- Task -
What lines in this listing contain the string "JSON"? Report each one by copying it.

- Material to process -
______________________________

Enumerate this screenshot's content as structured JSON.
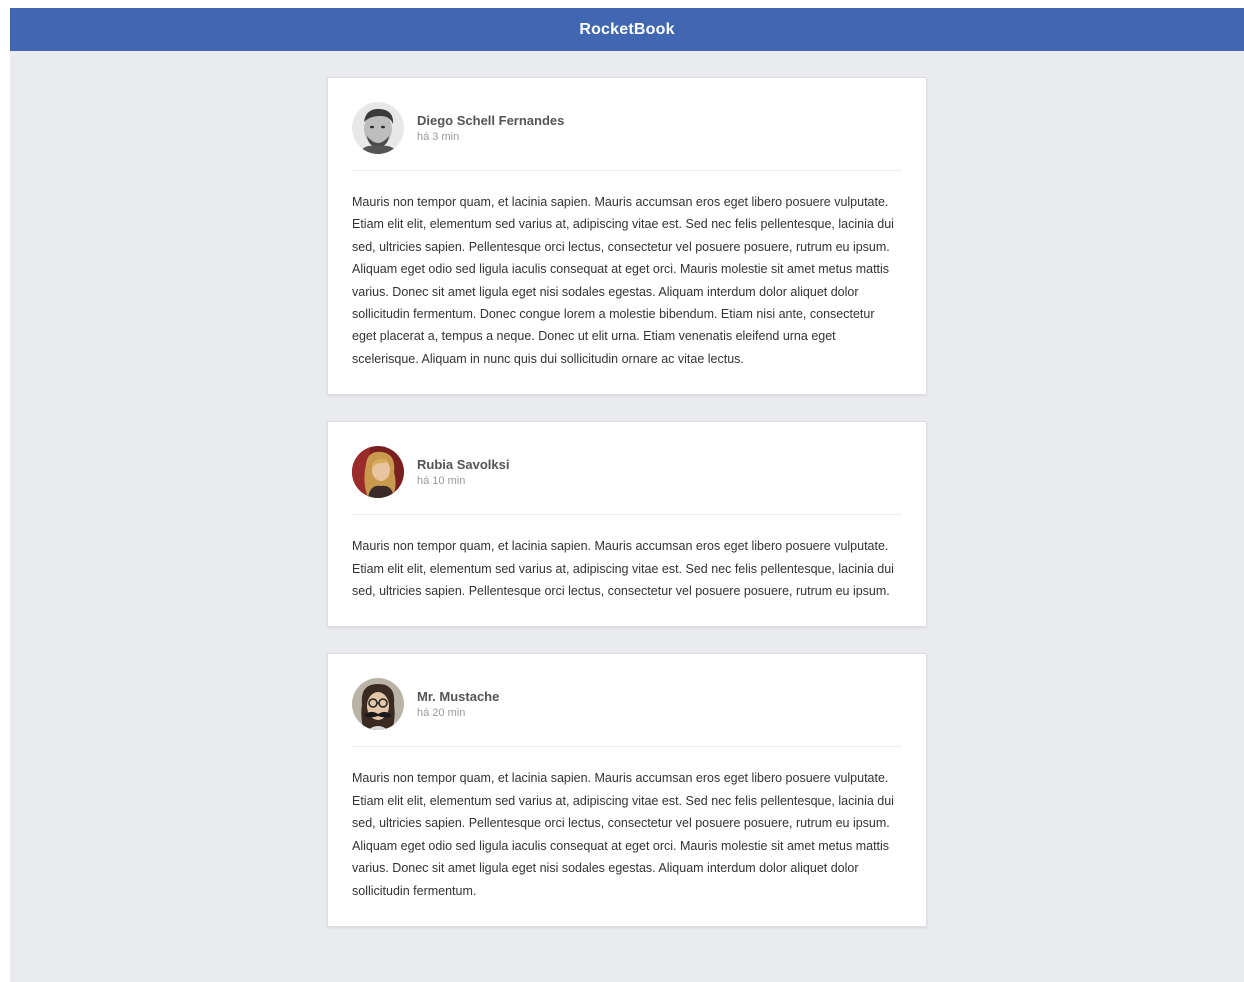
{
  "header": {
    "title": "RocketBook",
    "background": "#4267b2"
  },
  "posts": [
    {
      "author": "Diego Schell Fernandes",
      "time": "há 3 min",
      "avatar_icon": "man-with-beard-avatar",
      "content": "Mauris non tempor quam, et lacinia sapien. Mauris accumsan eros eget libero posuere vulputate. Etiam elit elit, elementum sed varius at, adipiscing vitae est. Sed nec felis pellentesque, lacinia dui sed, ultricies sapien. Pellentesque orci lectus, consectetur vel posuere posuere, rutrum eu ipsum. Aliquam eget odio sed ligula iaculis consequat at eget orci. Mauris molestie sit amet metus mattis varius. Donec sit amet ligula eget nisi sodales egestas. Aliquam interdum dolor aliquet dolor sollicitudin fermentum. Donec congue lorem a molestie bibendum. Etiam nisi ante, consectetur eget placerat a, tempus a neque. Donec ut elit urna. Etiam venenatis eleifend urna eget scelerisque. Aliquam in nunc quis dui sollicitudin ornare ac vitae lectus."
    },
    {
      "author": "Rubia Savolksi",
      "time": "há 10 min",
      "avatar_icon": "woman-with-blonde-hair-avatar",
      "content": "Mauris non tempor quam, et lacinia sapien. Mauris accumsan eros eget libero posuere vulputate. Etiam elit elit, elementum sed varius at, adipiscing vitae est. Sed nec felis pellentesque, lacinia dui sed, ultricies sapien. Pellentesque orci lectus, consectetur vel posuere posuere, rutrum eu ipsum."
    },
    {
      "author": "Mr. Mustache",
      "time": "há 20 min",
      "avatar_icon": "person-with-glasses-and-mustache-avatar",
      "content": "Mauris non tempor quam, et lacinia sapien. Mauris accumsan eros eget libero posuere vulputate. Etiam elit elit, elementum sed varius at, adipiscing vitae est. Sed nec felis pellentesque, lacinia dui sed, ultricies sapien. Pellentesque orci lectus, consectetur vel posuere posuere, rutrum eu ipsum. Aliquam eget odio sed ligula iaculis consequat at eget orci. Mauris molestie sit amet metus mattis varius. Donec sit amet ligula eget nisi sodales egestas. Aliquam interdum dolor aliquet dolor sollicitudin fermentum."
    }
  ]
}
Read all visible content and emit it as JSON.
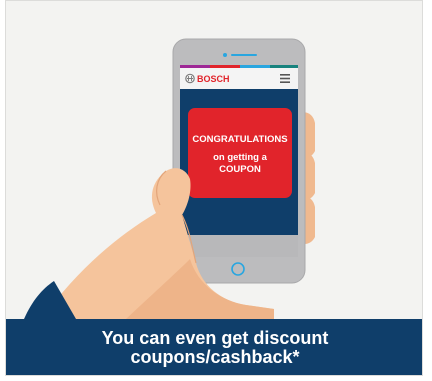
{
  "colors": {
    "background": "#f3f3f1",
    "caption_bg": "#0f3e6a",
    "phone_body": "#bcbcbe",
    "screen_bg": "#0f3e6a",
    "popup_red": "#e1242b",
    "skin": "#f5c49c",
    "brand_red": "#e1242b",
    "accent_line": "#29a6e0"
  },
  "phone": {
    "brand_name": "BOSCH",
    "brand_icon": "bosch-logo-icon",
    "menu_icon": "hamburger-menu-icon",
    "popup": {
      "line1": "CONGRATULATIONS",
      "line2": "on getting a",
      "line3": "COUPON"
    }
  },
  "caption": {
    "line1": "You can even get discount",
    "line2": "coupons/cashback*"
  }
}
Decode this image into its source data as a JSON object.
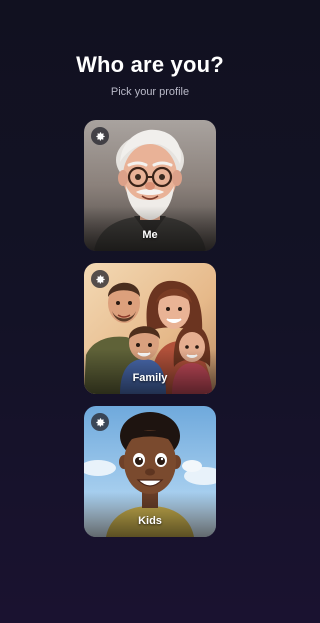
{
  "header": {
    "title": "Who are you?",
    "subtitle": "Pick your profile"
  },
  "profiles": [
    {
      "label": "Me",
      "icon": "gear-icon"
    },
    {
      "label": "Family",
      "icon": "gear-icon"
    },
    {
      "label": "Kids",
      "icon": "gear-icon"
    }
  ],
  "colors": {
    "background": "#121124",
    "card_me_bg": "#8a7f78",
    "card_family_bg": "#e2b98a",
    "card_kids_bg": "#8fc0e6"
  }
}
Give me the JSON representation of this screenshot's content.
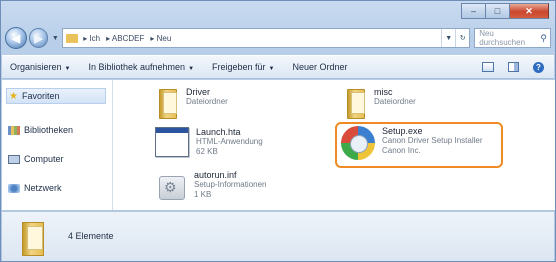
{
  "window": {
    "caption": {
      "minimize": "–",
      "maximize": "□",
      "close": "✕"
    }
  },
  "nav": {
    "back": "◀",
    "forward": "▶",
    "address_segments": [
      "▸ Ich",
      "▸ ABCDEF",
      "▸ Neu"
    ],
    "search_placeholder": "Neu durchsuchen"
  },
  "toolbar": {
    "organize": "Organisieren",
    "include_library": "In Bibliothek aufnehmen",
    "share": "Freigeben für",
    "new_folder": "Neuer Ordner"
  },
  "sidebar": {
    "items": [
      {
        "label": "Favoriten"
      },
      {
        "label": "Bibliotheken"
      },
      {
        "label": "Computer"
      },
      {
        "label": "Netzwerk"
      }
    ]
  },
  "files": [
    {
      "name": "Driver",
      "sub": "Dateiordner"
    },
    {
      "name": "misc",
      "sub": "Dateiordner"
    },
    {
      "name": "Launch.hta",
      "sub": "HTML-Anwendung",
      "sub2": "62 KB"
    },
    {
      "name": "Setup.exe",
      "sub": "Canon Driver Setup Installer",
      "sub2": "Canon Inc."
    },
    {
      "name": "autorun.inf",
      "sub": "Setup-Informationen",
      "sub2": "1 KB"
    }
  ],
  "details": {
    "label": "4 Elemente"
  },
  "colors": {
    "highlight": "#f08a24"
  }
}
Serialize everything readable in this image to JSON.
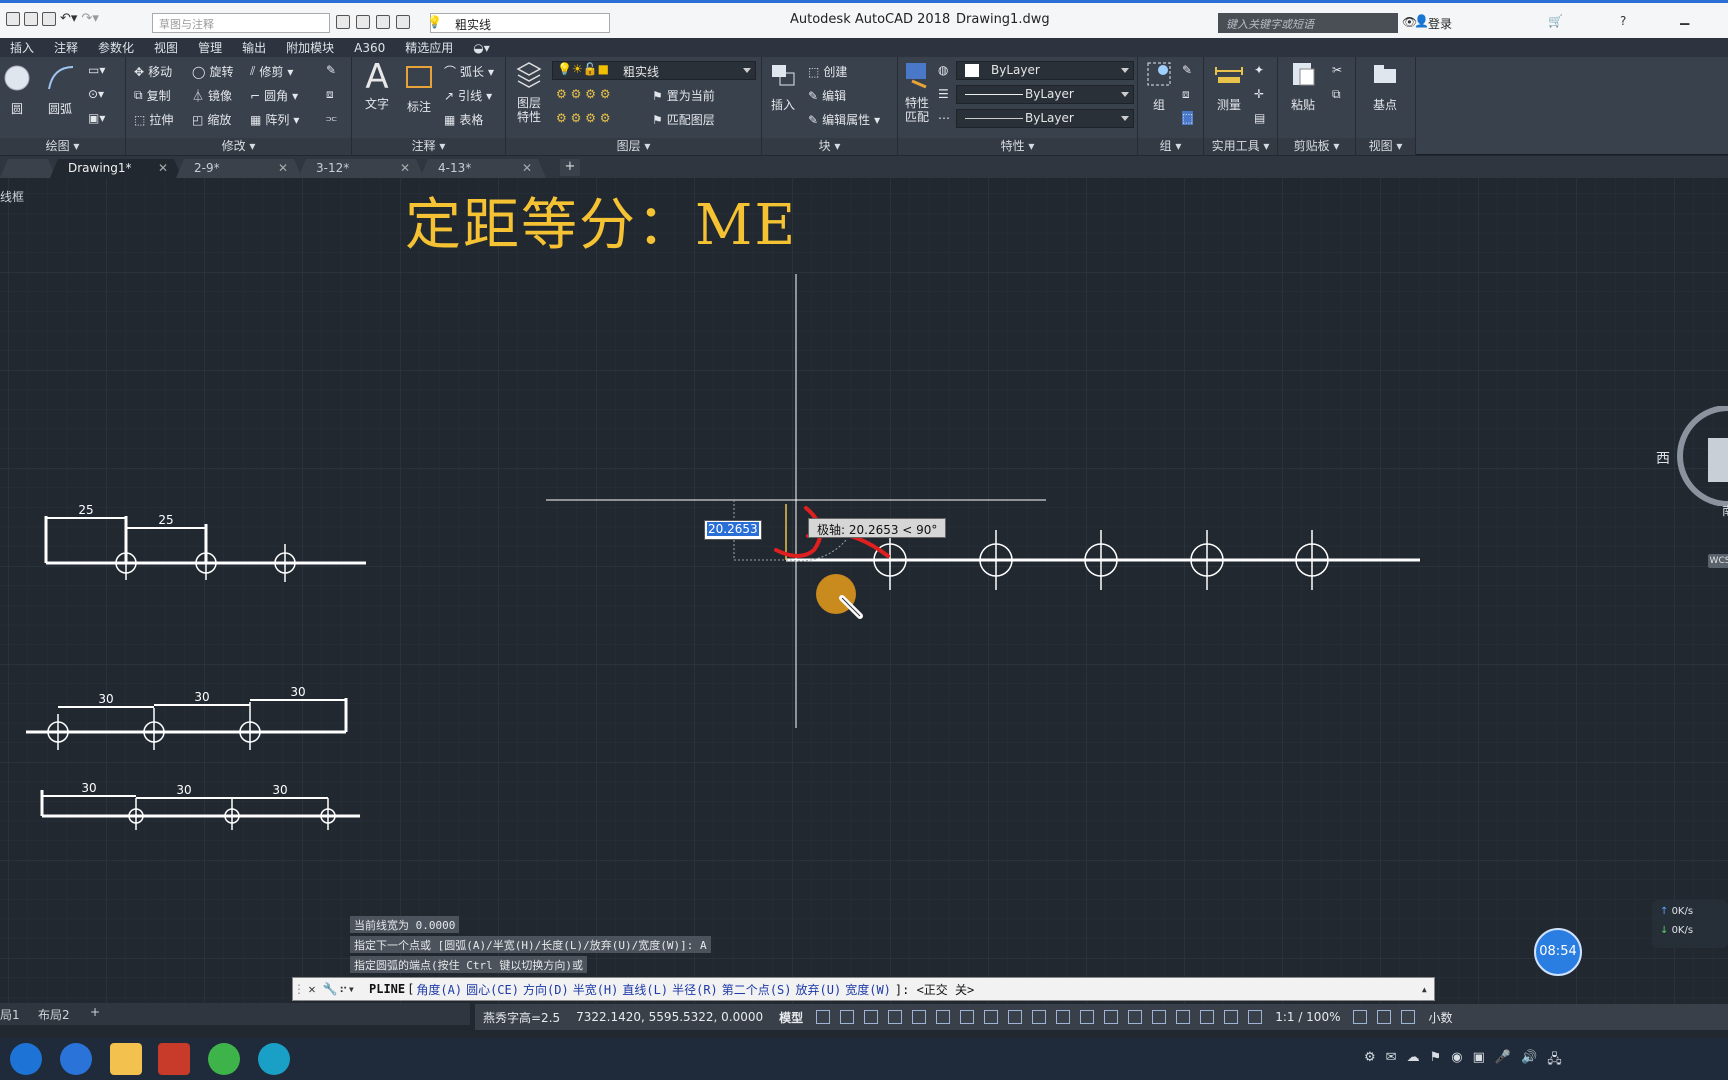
{
  "window": {
    "app_title": "Autodesk AutoCAD 2018",
    "file_title": "Drawing1.dwg",
    "workspace_placeholder": "草图与注释",
    "layer_name": "粗实线",
    "search_placeholder": "键入关键字或短语",
    "login_label": "登录"
  },
  "menu": [
    "插入",
    "注释",
    "参数化",
    "视图",
    "管理",
    "输出",
    "附加模块",
    "A360",
    "精选应用"
  ],
  "ribbon": {
    "draw": {
      "title": "绘图",
      "circle": "圆",
      "arc": "圆弧"
    },
    "modify": {
      "title": "修改",
      "move": "移动",
      "rotate": "旋转",
      "trim": "修剪",
      "copy": "复制",
      "mirror": "镜像",
      "fillet": "圆角",
      "stretch": "拉伸",
      "scale": "缩放",
      "array": "阵列"
    },
    "annotation": {
      "title": "注释",
      "text": "文字",
      "dimension": "标注",
      "leader": "引线",
      "table": "表格",
      "arc_length": "弧长"
    },
    "layers": {
      "title": "图层",
      "layer_props": "图层\n特性",
      "layer_name": "粗实线",
      "set_current": "置为当前",
      "match_layer": "匹配图层"
    },
    "block": {
      "title": "块",
      "insert": "插入",
      "create": "创建",
      "edit": "编辑",
      "edit_attr": "编辑属性"
    },
    "properties": {
      "title": "特性",
      "match": "特性\n匹配",
      "color": "ByLayer",
      "linetype": "ByLayer",
      "lineweight": "ByLayer"
    },
    "groups": {
      "title": "组",
      "group": "组"
    },
    "utilities": {
      "title": "实用工具",
      "measure": "测量"
    },
    "clipboard": {
      "title": "剪贴板",
      "paste": "粘贴"
    },
    "view": {
      "title": "视图",
      "base": "基点"
    }
  },
  "tabs": [
    {
      "label": "Drawing1*",
      "active": true
    },
    {
      "label": "2-9*",
      "active": false
    },
    {
      "label": "3-12*",
      "active": false
    },
    {
      "label": "4-13*",
      "active": false
    }
  ],
  "canvas": {
    "view_label": "线框",
    "heading": "定距等分：ME",
    "compass_west": "西",
    "compass_south": "南",
    "wcs": "WCS",
    "dim_input": "20.2653",
    "dim_tooltip": "极轴: 20.2653 < 90°",
    "drawing_dims": {
      "top": [
        "25",
        "25"
      ],
      "middle": [
        "30",
        "30",
        "30"
      ],
      "bottom": [
        "30",
        "30",
        "30"
      ]
    }
  },
  "command": {
    "history": [
      "当前线宽为 0.0000",
      "指定下一个点或 [圆弧(A)/半宽(H)/长度(L)/放弃(U)/宽度(W)]: A",
      "指定圆弧的端点(按住 Ctrl 键以切换方向)或"
    ],
    "prompt_cmd": "PLINE",
    "options": [
      {
        "label": "角度",
        "key": "(A)"
      },
      {
        "label": "圆心",
        "key": "(CE)"
      },
      {
        "label": "方向",
        "key": "(D)"
      },
      {
        "label": "半宽",
        "key": "(H)"
      },
      {
        "label": "直线",
        "key": "(L)"
      },
      {
        "label": "半径",
        "key": "(R)"
      },
      {
        "label": "第二个点",
        "key": "(S)"
      },
      {
        "label": "放弃",
        "key": "(U)"
      },
      {
        "label": "宽度",
        "key": "(W)"
      }
    ],
    "prompt_tail": "]:  <正交 关>"
  },
  "layout_tabs": [
    "局1",
    "布局2"
  ],
  "status": {
    "font_info": "燕秀字高=2.5",
    "coords": "7322.1420, 5595.5322, 0.0000",
    "model": "模型",
    "scale": "1:1 / 100%",
    "units": "小数"
  },
  "overlays": {
    "timer": "08:54",
    "net_up": "0K/s",
    "net_down": "0K/s"
  },
  "colors": {
    "canvas_bg": "#212830",
    "heading": "#f5c233",
    "annotation_red": "#e01f1f",
    "cursor_marker": "#c98a1e"
  }
}
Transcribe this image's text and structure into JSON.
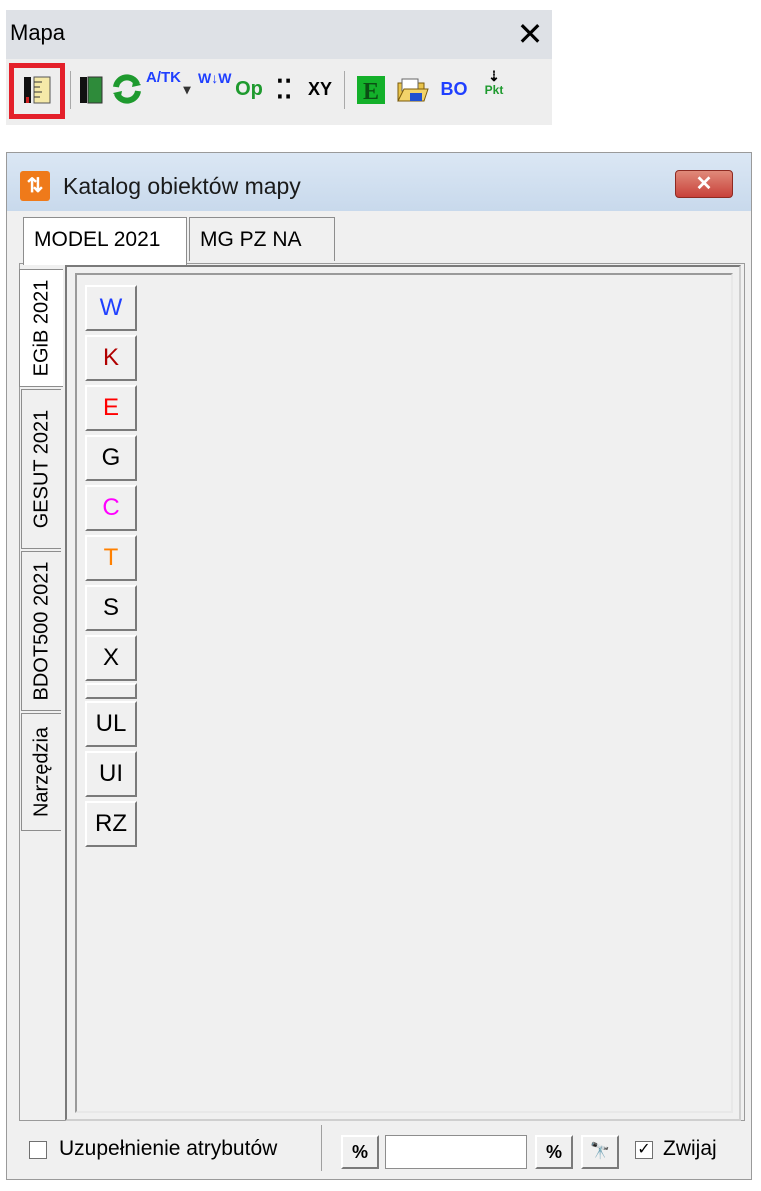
{
  "toolbar": {
    "title": "Mapa",
    "close": "✕",
    "icons": [
      "ruler-icon",
      "ruler-icon-2",
      "refresh-icon",
      "atk-icon",
      "dropdown-arrow-icon",
      "ww-icon",
      "op-icon",
      "dots-icon",
      "xy-icon",
      "e-icon",
      "open-folder-icon",
      "bo-icon",
      "pkt-icon"
    ],
    "labels": {
      "atk": "A/TK",
      "ww": "W↓W",
      "op": "Op",
      "dots": "⁚⁚",
      "xy": "XY",
      "e": "E",
      "bo": "BO",
      "pkt": "Pkt"
    }
  },
  "dialog": {
    "title": "Katalog obiektów mapy",
    "close": "✕",
    "top_tabs": [
      {
        "label": "MODEL 2021",
        "active": true
      },
      {
        "label": "MG PZ NA",
        "active": false
      }
    ],
    "side_tabs": [
      {
        "label": "EGiB 2021",
        "active": true
      },
      {
        "label": "GESUT 2021",
        "active": false
      },
      {
        "label": "BDOT500 2021",
        "active": false
      },
      {
        "label": "Narzędzia",
        "active": false
      }
    ],
    "letter_buttons": [
      {
        "label": "W",
        "color": "#1f3fff"
      },
      {
        "label": "K",
        "color": "#b00000"
      },
      {
        "label": "E",
        "color": "#ff0000"
      },
      {
        "label": "G",
        "color": "#000000"
      },
      {
        "label": "C",
        "color": "#ff00ff"
      },
      {
        "label": "T",
        "color": "#ff8000"
      },
      {
        "label": "S",
        "color": "#000000"
      },
      {
        "label": "X",
        "color": "#000000"
      },
      {
        "label": "UL",
        "color": "#000000"
      },
      {
        "label": "UI",
        "color": "#000000"
      },
      {
        "label": "RZ",
        "color": "#000000"
      }
    ],
    "bottom": {
      "attr_checkbox_label": "Uzupełnienie atrybutów",
      "attr_checked": false,
      "percent_left": "%",
      "search_value": "",
      "percent_right": "%",
      "find": "🔭",
      "collapse_label": "Zwijaj",
      "collapse_checked": true,
      "check_mark": "✓"
    }
  }
}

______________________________

- Completed exercise -
Enumerate this screenshot's content as structured JSON.
Read all visible content and emit it as JSON.
Decode this image into its source data as a JSON object.
Give me the JSON representation of this screenshot's content.
Serialize everything readable in this image to JSON.
Transcribe this image's text and structure into JSON.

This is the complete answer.